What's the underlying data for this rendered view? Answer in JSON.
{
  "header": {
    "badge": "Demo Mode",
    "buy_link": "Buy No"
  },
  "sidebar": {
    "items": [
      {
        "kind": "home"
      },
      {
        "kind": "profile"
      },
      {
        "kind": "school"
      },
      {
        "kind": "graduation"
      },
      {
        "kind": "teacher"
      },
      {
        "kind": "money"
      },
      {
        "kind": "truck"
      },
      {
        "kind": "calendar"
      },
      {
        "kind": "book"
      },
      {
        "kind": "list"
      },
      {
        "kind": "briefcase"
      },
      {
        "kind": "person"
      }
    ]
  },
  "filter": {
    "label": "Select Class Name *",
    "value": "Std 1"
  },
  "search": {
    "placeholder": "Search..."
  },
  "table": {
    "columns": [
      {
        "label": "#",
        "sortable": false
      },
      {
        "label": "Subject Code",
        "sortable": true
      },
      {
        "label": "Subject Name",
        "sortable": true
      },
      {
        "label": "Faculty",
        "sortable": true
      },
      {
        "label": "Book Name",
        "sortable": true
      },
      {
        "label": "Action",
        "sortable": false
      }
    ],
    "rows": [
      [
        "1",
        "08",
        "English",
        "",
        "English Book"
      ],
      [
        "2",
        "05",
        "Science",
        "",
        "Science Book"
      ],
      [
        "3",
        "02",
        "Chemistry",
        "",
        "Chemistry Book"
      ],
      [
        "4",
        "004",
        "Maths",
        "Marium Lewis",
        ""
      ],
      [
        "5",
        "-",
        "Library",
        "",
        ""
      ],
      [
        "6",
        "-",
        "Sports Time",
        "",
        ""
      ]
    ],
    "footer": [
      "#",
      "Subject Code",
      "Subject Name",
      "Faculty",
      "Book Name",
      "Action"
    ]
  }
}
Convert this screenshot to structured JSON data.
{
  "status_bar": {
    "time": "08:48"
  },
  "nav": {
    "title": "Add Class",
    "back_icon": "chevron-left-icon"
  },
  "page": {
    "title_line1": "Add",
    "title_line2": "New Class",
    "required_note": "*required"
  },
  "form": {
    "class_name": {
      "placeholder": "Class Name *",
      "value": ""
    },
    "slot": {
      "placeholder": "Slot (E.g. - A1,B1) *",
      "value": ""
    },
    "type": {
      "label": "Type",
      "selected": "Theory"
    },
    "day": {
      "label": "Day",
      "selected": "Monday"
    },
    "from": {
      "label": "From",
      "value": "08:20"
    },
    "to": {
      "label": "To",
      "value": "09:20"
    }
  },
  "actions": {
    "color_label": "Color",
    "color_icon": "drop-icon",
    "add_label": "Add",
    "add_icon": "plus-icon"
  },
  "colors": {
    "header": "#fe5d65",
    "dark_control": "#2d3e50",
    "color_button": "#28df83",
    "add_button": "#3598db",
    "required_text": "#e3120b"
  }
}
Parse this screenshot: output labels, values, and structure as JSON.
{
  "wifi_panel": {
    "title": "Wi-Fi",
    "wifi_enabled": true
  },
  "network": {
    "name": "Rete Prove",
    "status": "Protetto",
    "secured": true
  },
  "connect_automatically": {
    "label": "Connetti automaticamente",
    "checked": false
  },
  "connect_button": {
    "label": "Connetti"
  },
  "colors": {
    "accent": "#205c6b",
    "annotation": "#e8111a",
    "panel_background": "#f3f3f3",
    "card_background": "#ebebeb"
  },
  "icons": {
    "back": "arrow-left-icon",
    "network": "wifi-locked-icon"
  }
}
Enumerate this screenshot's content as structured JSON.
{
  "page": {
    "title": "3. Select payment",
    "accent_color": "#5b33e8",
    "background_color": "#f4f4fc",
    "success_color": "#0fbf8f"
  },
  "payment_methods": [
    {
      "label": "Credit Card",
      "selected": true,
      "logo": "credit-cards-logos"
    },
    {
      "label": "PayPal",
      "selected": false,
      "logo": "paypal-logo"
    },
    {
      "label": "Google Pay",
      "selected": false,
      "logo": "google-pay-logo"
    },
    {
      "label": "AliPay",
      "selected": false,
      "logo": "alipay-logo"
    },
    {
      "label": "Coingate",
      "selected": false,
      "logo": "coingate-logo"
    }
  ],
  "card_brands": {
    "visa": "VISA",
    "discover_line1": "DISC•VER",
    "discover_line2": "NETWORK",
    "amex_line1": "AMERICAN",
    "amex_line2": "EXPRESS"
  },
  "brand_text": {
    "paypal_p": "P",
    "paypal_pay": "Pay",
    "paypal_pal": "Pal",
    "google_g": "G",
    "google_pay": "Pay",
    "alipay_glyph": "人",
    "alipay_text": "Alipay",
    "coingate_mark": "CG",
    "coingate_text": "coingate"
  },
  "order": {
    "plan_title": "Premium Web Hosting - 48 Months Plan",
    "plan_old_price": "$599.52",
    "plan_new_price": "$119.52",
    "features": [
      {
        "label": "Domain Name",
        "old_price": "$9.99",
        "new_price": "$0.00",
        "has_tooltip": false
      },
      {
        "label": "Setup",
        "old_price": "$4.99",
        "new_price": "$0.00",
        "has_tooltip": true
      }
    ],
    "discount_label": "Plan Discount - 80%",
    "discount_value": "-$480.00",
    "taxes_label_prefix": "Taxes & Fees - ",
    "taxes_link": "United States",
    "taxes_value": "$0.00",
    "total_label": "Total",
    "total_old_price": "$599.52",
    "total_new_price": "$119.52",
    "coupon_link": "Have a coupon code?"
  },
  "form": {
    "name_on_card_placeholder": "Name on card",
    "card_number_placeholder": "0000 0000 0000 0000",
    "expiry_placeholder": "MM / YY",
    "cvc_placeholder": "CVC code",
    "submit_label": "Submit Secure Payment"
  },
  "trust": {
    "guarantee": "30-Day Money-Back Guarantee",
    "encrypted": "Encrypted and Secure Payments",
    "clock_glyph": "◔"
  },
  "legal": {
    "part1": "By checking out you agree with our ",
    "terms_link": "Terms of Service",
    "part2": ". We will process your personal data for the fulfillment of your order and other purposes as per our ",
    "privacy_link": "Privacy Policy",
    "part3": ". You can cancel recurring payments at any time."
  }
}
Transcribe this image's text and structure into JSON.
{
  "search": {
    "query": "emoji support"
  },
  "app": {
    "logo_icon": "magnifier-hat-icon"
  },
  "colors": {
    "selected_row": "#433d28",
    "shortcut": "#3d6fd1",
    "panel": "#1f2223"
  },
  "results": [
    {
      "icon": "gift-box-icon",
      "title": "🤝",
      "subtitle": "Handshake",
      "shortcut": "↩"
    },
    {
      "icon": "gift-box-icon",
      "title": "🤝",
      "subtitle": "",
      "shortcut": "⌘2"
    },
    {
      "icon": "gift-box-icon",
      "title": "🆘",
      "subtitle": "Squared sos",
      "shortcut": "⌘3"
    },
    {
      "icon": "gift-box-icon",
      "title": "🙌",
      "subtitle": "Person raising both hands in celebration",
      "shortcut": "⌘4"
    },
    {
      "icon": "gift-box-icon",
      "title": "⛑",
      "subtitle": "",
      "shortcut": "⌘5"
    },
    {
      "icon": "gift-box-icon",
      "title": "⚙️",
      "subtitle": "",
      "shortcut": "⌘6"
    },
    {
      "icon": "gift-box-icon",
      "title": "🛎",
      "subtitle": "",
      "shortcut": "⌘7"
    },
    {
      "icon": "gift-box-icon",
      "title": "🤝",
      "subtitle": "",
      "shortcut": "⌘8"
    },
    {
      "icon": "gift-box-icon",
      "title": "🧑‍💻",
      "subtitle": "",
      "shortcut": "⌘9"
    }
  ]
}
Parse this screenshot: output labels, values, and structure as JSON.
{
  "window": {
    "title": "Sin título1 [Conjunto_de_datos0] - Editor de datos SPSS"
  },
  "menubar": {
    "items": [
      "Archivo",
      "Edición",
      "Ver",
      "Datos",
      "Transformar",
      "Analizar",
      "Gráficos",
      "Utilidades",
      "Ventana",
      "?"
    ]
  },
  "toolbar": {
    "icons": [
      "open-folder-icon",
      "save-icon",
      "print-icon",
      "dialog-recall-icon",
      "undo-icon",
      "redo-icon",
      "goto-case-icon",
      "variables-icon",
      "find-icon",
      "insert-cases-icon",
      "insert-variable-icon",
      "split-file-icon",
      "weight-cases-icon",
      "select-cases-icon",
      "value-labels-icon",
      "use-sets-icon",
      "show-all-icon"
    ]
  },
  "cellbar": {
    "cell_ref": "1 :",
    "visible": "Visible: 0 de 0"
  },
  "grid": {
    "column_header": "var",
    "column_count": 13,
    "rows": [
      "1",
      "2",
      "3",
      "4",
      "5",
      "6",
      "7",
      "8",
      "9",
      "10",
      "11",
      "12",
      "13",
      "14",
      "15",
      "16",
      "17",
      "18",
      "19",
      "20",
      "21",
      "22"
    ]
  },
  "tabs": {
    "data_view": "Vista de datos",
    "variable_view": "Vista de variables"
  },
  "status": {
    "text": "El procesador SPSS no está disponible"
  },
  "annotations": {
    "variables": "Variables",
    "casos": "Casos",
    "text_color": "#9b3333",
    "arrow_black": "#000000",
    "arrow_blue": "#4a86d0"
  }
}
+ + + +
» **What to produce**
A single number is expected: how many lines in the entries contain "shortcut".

» **Response**
10